-------- EXERCISE MATERIAL

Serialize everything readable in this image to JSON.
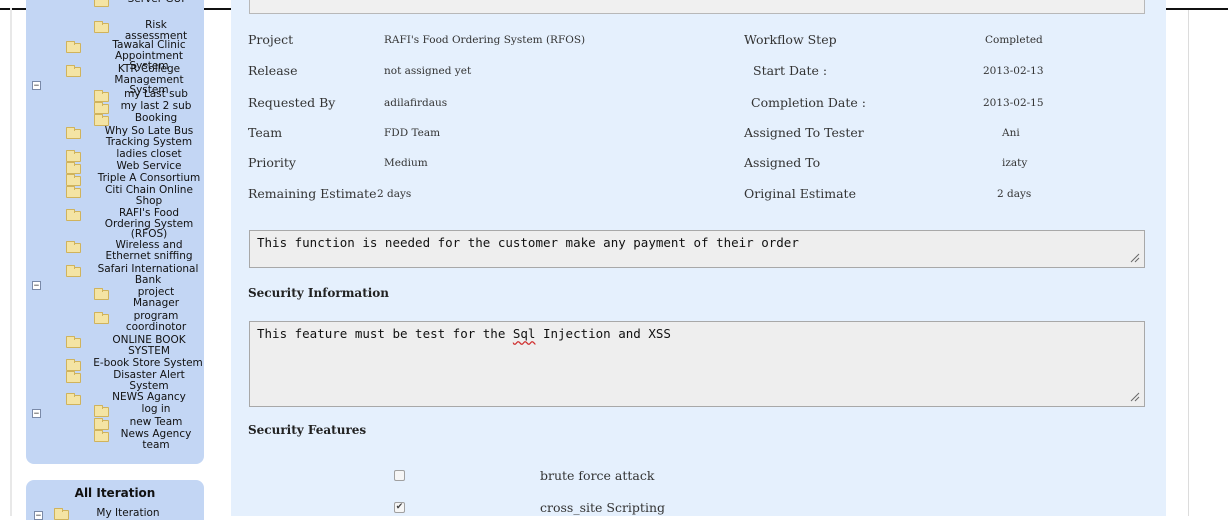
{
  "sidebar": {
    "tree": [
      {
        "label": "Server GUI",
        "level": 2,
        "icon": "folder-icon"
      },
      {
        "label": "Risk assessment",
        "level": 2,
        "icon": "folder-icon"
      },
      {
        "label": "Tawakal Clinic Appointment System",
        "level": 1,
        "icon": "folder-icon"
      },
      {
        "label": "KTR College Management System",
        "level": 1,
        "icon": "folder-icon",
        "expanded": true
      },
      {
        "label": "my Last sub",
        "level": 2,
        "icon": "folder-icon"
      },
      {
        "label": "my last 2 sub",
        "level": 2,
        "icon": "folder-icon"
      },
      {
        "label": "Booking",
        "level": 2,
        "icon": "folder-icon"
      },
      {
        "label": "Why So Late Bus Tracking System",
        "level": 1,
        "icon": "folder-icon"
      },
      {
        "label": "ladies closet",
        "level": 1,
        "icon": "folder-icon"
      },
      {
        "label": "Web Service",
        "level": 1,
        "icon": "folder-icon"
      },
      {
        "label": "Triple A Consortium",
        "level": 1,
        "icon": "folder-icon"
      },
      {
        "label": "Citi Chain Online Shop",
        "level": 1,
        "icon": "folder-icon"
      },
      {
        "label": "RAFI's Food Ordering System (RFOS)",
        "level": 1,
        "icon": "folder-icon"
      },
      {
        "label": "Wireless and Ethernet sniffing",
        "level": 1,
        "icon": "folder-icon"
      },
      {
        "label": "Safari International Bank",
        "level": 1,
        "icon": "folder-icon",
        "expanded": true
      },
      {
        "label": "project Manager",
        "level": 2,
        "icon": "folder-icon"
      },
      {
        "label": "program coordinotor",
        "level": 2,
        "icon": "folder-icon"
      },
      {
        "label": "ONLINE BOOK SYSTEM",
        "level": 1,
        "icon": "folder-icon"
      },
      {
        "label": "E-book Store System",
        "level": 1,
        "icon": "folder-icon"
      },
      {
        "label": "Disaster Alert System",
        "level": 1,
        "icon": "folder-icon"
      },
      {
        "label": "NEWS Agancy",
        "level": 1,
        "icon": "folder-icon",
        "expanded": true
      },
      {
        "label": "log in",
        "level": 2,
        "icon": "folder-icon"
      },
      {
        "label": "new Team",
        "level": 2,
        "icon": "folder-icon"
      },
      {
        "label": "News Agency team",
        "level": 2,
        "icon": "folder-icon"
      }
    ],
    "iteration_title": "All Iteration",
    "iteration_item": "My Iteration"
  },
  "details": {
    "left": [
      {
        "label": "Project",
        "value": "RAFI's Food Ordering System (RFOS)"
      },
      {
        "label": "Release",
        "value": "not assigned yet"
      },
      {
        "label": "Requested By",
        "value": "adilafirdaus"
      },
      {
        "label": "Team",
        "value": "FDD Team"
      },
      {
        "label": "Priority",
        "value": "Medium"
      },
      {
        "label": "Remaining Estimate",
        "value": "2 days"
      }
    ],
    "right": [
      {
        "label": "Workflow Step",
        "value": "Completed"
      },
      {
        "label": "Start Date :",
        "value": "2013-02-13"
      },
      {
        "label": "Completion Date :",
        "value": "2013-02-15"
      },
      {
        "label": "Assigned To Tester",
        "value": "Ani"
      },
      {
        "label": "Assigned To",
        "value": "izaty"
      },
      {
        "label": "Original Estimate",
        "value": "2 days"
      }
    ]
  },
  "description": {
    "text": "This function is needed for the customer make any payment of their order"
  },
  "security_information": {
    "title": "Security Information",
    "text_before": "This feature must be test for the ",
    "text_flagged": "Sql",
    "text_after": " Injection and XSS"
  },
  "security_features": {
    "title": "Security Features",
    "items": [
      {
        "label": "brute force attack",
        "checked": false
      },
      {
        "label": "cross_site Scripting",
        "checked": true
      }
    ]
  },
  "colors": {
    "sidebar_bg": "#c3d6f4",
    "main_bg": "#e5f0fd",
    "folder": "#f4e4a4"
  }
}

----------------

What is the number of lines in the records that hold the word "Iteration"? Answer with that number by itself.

*ANSWER BOX*
2